Professor Rowley-Conwy works in the department of Archaeology at Durham University as a professor of Environmental Archaeology. He has a particular interest in pigs and has won two major awards concerning the archaeology of pigs. His pig research determines the seasons of hunting through considering tooth eruption and bone growth.
Concerning a publication titled ‘Wild things in the North? Hunter-Gatherers and the tyranny of the colonial perspective’ he considers the spread and the origins of agriculture. One of his areas of interests includes hunter-gatherers, origins of agriculture and early agriculture.

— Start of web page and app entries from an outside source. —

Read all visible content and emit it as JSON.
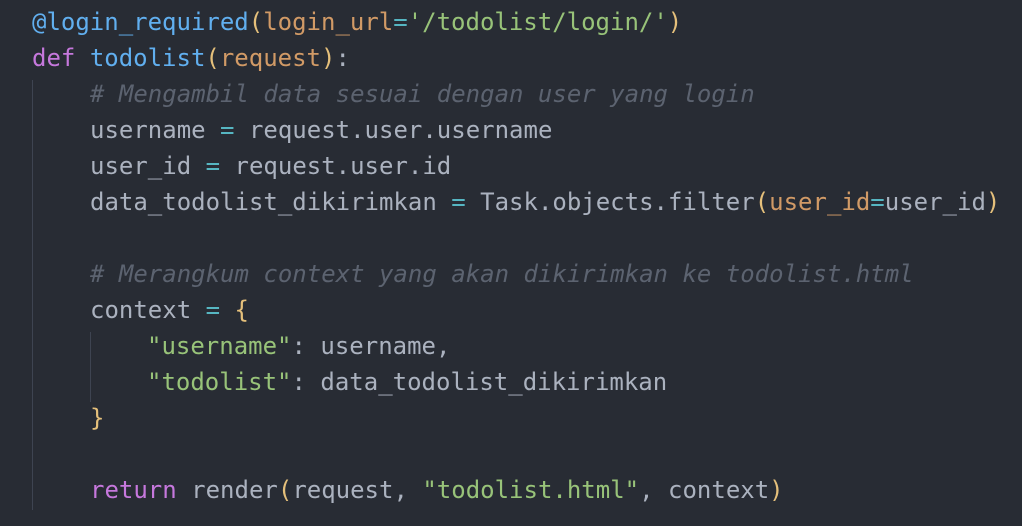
{
  "code": {
    "line1": {
      "decorator": "@login_required",
      "open": "(",
      "param": "login_url",
      "eq": "=",
      "value": "'/todolist/login/'",
      "close": ")"
    },
    "line2": {
      "keyword": "def",
      "func": "todolist",
      "open": "(",
      "param": "request",
      "close": ")",
      "colon": ":"
    },
    "line3": {
      "comment": "# Mengambil data sesuai dengan user yang login"
    },
    "line4": {
      "lhs": "username",
      "op": "=",
      "rhs": "request.user.username"
    },
    "line5": {
      "lhs": "user_id",
      "op": "=",
      "rhs": "request.user.id"
    },
    "line6": {
      "lhs": "data_todolist_dikirimkan",
      "op": "=",
      "call": "Task.objects.filter",
      "open": "(",
      "kw": "user_id",
      "eq": "=",
      "arg": "user_id",
      "close": ")"
    },
    "line8": {
      "comment": "# Merangkum context yang akan dikirimkan ke todolist.html"
    },
    "line9": {
      "lhs": "context",
      "op": "=",
      "brace": "{"
    },
    "line10": {
      "key": "\"username\"",
      "colon": ":",
      "value": "username,"
    },
    "line11": {
      "key": "\"todolist\"",
      "colon": ":",
      "value": "data_todolist_dikirimkan"
    },
    "line12": {
      "brace": "}"
    },
    "line14": {
      "keyword": "return",
      "call": "render",
      "open": "(",
      "arg1": "request,",
      "arg2": "\"todolist.html\"",
      "sep": ",",
      "arg3": "context",
      "close": ")"
    }
  },
  "colors": {
    "background": "#282c34",
    "keyword": "#c678dd",
    "function": "#61afef",
    "string": "#98c379",
    "comment": "#5c6370",
    "operator": "#56b6c2",
    "bracket": "#e5c07b",
    "parameter": "#d19a66",
    "text": "#abb2bf"
  }
}
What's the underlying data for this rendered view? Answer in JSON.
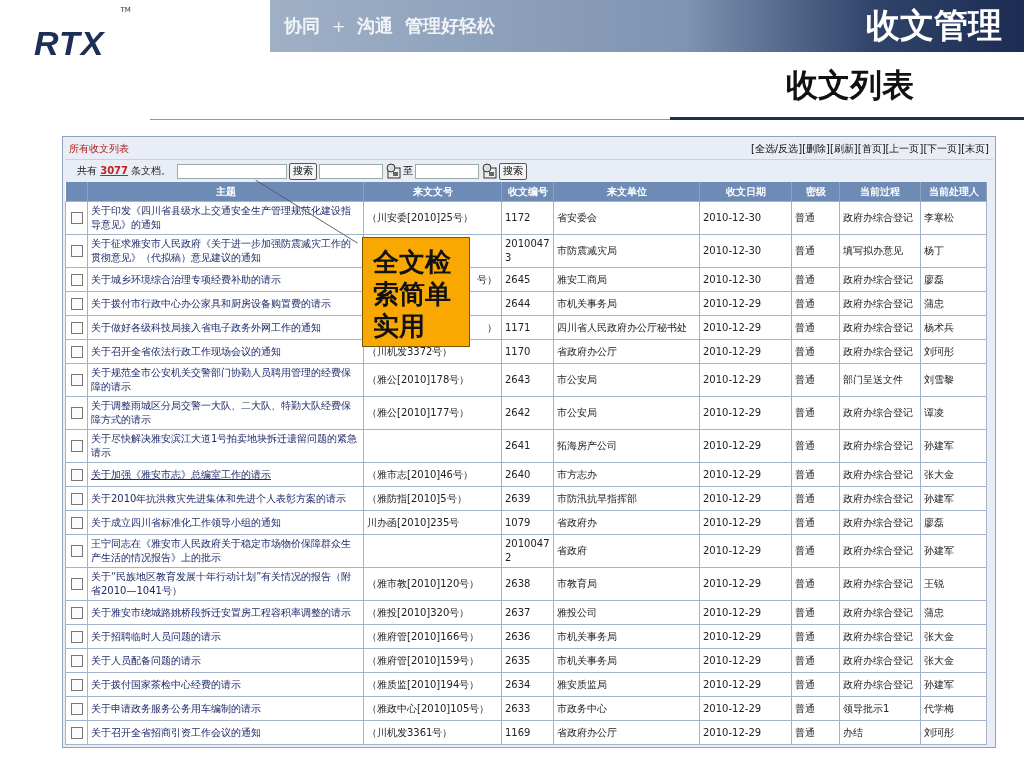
{
  "header": {
    "logo": "RTX",
    "trademark": "TM",
    "slogan": [
      {
        "text": "协同",
        "kind": "word"
      },
      {
        "text": "+",
        "kind": "plus"
      },
      {
        "text": "沟通",
        "kind": "word"
      },
      {
        "text": "管理好轻松",
        "kind": "word"
      }
    ],
    "title": "收文管理",
    "subtitle": "收文列表"
  },
  "panel": {
    "title": "所有收文列表",
    "actions": [
      "[全选/反选]",
      "[删除]",
      "[刷新]",
      "[首页]",
      "[上一页]",
      "[下一页]",
      "[末页]"
    ],
    "count_prefix": "共有",
    "count": "3077",
    "count_suffix": "条文档。",
    "search_button": "搜索",
    "date_to": "至",
    "date_search_button": "搜索"
  },
  "table": {
    "columns": [
      "主题",
      "来文文号",
      "收文编号",
      "来文单位",
      "收文日期",
      "密级",
      "当前过程",
      "当前处理人"
    ],
    "rows": [
      {
        "checked": false,
        "hovered": false,
        "cells": [
          "关于印发《四川省县级水上交通安全生产管理规范化建设指导意见》的通知",
          "（川安委[2010]25号）",
          "1172",
          "省安委会",
          "2010-12-30",
          "普通",
          "政府办综合登记",
          "李寒松"
        ]
      },
      {
        "checked": false,
        "hovered": false,
        "cells": [
          "关于征求雅安市人民政府《关于进一步加强防震减灾工作的贯彻意见》（代拟稿）意见建议的通知",
          "",
          "20100473",
          "市防震减灾局",
          "2010-12-30",
          "普通",
          "填写拟办意见",
          "杨丁"
        ]
      },
      {
        "checked": false,
        "hovered": false,
        "cells": [
          "关于城乡环境综合治理专项经费补助的请示",
          "号）",
          "2645",
          "雅安工商局",
          "2010-12-30",
          "普通",
          "政府办综合登记",
          "廖磊"
        ]
      },
      {
        "checked": false,
        "hovered": false,
        "cells": [
          "关于拨付市行政中心办公家具和厨房设备购置费的请示",
          "",
          "2644",
          "市机关事务局",
          "2010-12-29",
          "普通",
          "政府办综合登记",
          "蒲忠"
        ]
      },
      {
        "checked": false,
        "hovered": false,
        "cells": [
          "关于做好各级科技局接入省电子政务外网工作的通知",
          "）",
          "1171",
          "四川省人民政府办公厅秘书处",
          "2010-12-29",
          "普通",
          "政府办综合登记",
          "杨术兵"
        ]
      },
      {
        "checked": false,
        "hovered": false,
        "cells": [
          "关于召开全省依法行政工作现场会议的通知",
          "（川机发3372号）",
          "1170",
          "省政府办公厅",
          "2010-12-29",
          "普通",
          "政府办综合登记",
          "刘珂彤"
        ]
      },
      {
        "checked": false,
        "hovered": false,
        "cells": [
          "关于规范全市公安机关交警部门协勤人员聘用管理的经费保障的请示",
          "（雅公[2010]178号）",
          "2643",
          "市公安局",
          "2010-12-29",
          "普通",
          "部门呈送文件",
          "刘雪黎"
        ]
      },
      {
        "checked": false,
        "hovered": false,
        "cells": [
          "关于调整雨城区分局交警一大队、二大队、特勤大队经费保障方式的请示",
          "（雅公[2010]177号）",
          "2642",
          "市公安局",
          "2010-12-29",
          "普通",
          "政府办综合登记",
          "谭凌"
        ]
      },
      {
        "checked": false,
        "hovered": false,
        "cells": [
          "关于尽快解决雅安滨江大道1号拍卖地块拆迁遗留问题的紧急请示",
          "",
          "2641",
          "拓海房产公司",
          "2010-12-29",
          "普通",
          "政府办综合登记",
          "孙建军"
        ]
      },
      {
        "checked": false,
        "hovered": true,
        "cells": [
          "关于加强《雅安市志》总编室工作的请示",
          "（雅市志[2010]46号）",
          "2640",
          "市方志办",
          "2010-12-29",
          "普通",
          "政府办综合登记",
          "张大金"
        ]
      },
      {
        "checked": false,
        "hovered": false,
        "cells": [
          "关于2010年抗洪救灾先进集体和先进个人表彰方案的请示",
          "（雅防指[2010]5号）",
          "2639",
          "市防汛抗旱指挥部",
          "2010-12-29",
          "普通",
          "政府办综合登记",
          "孙建军"
        ]
      },
      {
        "checked": false,
        "hovered": false,
        "cells": [
          "关于成立四川省标准化工作领导小组的通知",
          "川办函[2010]235号",
          "1079",
          "省政府办",
          "2010-12-29",
          "普通",
          "政府办综合登记",
          "廖磊"
        ]
      },
      {
        "checked": false,
        "hovered": false,
        "cells": [
          "王宁同志在《雅安市人民政府关于稳定市场物价保障群众生产生活的情况报告》上的批示",
          "",
          "20100472",
          "省政府",
          "2010-12-29",
          "普通",
          "政府办综合登记",
          "孙建军"
        ]
      },
      {
        "checked": false,
        "hovered": false,
        "cells": [
          "关于“民族地区教育发展十年行动计划”有关情况的报告（附省2010—1041号）",
          "（雅市教[2010]120号）",
          "2638",
          "市教育局",
          "2010-12-29",
          "普通",
          "政府办综合登记",
          "王锐"
        ]
      },
      {
        "checked": false,
        "hovered": false,
        "cells": [
          "关于雅安市绕城路姚桥段拆迁安置房工程容积率调整的请示",
          "（雅投[2010]320号）",
          "2637",
          "雅投公司",
          "2010-12-29",
          "普通",
          "政府办综合登记",
          "蒲忠"
        ]
      },
      {
        "checked": false,
        "hovered": false,
        "cells": [
          "关于招聘临时人员问题的请示",
          "（雅府管[2010]166号）",
          "2636",
          "市机关事务局",
          "2010-12-29",
          "普通",
          "政府办综合登记",
          "张大金"
        ]
      },
      {
        "checked": false,
        "hovered": false,
        "cells": [
          "关于人员配备问题的请示",
          "（雅府管[2010]159号）",
          "2635",
          "市机关事务局",
          "2010-12-29",
          "普通",
          "政府办综合登记",
          "张大金"
        ]
      },
      {
        "checked": false,
        "hovered": false,
        "cells": [
          "关于拨付国家茶检中心经费的请示",
          "（雅质监[2010]194号）",
          "2634",
          "雅安质监局",
          "2010-12-29",
          "普通",
          "政府办综合登记",
          "孙建军"
        ]
      },
      {
        "checked": false,
        "hovered": false,
        "cells": [
          "关于申请政务服务公务用车编制的请示",
          "（雅政中心[2010]105号）",
          "2633",
          "市政务中心",
          "2010-12-29",
          "普通",
          "领导批示1",
          "代学梅"
        ]
      },
      {
        "checked": false,
        "hovered": false,
        "cells": [
          "关于召开全省招商引资工作会议的通知",
          "（川机发3361号）",
          "1169",
          "省政府办公厅",
          "2010-12-29",
          "普通",
          "办结",
          "刘珂彤"
        ]
      }
    ]
  },
  "callout": {
    "text": "全文检索简单实用"
  }
}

(Photograph and information from Durham University staff biography page. Found at https://www.dur.ac.uk/archaeology/staff/?id=164)
Tees Archaeology, as part of the Skelton Townscape Heritage Project, is leading a volunteer opportunity working with the local people and any volunteers in investigating and recording Medieval earthworks at Boroughgate in Skelton.
This will include taking part in survey work to create full records of the earthworks, using these records alongside Arial Photographs and results from a Geophysical Survey in order to interpret the earthworks and identify locations for excavations beginning 2018.
The survey work will be taught and no previous experience is required.
Visit http://www.teesarchaeology.com and follow the link titled ‘Skelton Townscape Heritage Project’ or visit http://www.skeltontownscapeheritage.org.uk for more information and the volunteer forms.
(Information above sent via email from Ian Jones, Tees Archaeology)
Eston Hills are a signature feature of Teesside’s landscape. Adam Mead, Durham Archaeology student and Events Coordinator for the society, is project leader on an exciting new endeavour to examine the historical relevance of such an influential area. Titled ICE AND FIRE , the project “aims to explore, record and celebrate the evidence for over ten thousand years of human life, death, ingenuity and persistence.”
For more information, please visit http://www.estonhillsproject.wordpress.com.
The landscape of the moorland at Flyingdales was completely changed following a devastating wildfire in 2003, destroying 2.5 square kilometres of land. This devastating natural disaster unearthed an abundance of archaeological sites including: Rock Art, Standing Stones, Cairns, Enclosures and Burial Mounds, some of which were previously unknown. There have been many excavations since the fire, most importantly the 2004 Stoupe Brow excavation by Steve Sherlock and this month’s speaker: Blaise Vyner.
Blaise has had 40 years experience as a professional archaeologist, working as County Archaeologist for Cleveland (1978-1991) and has much practical experience and knowledge of the archaeology of Yorkshire and the surrounding areas. Blaise is the author of many books, including ‘Flyingdales: Wildfire and Archaeology’ and is well-known within Teesside Archaeological Society.
(Image Source: http://www.blaisevyner.co.uk/contact.php)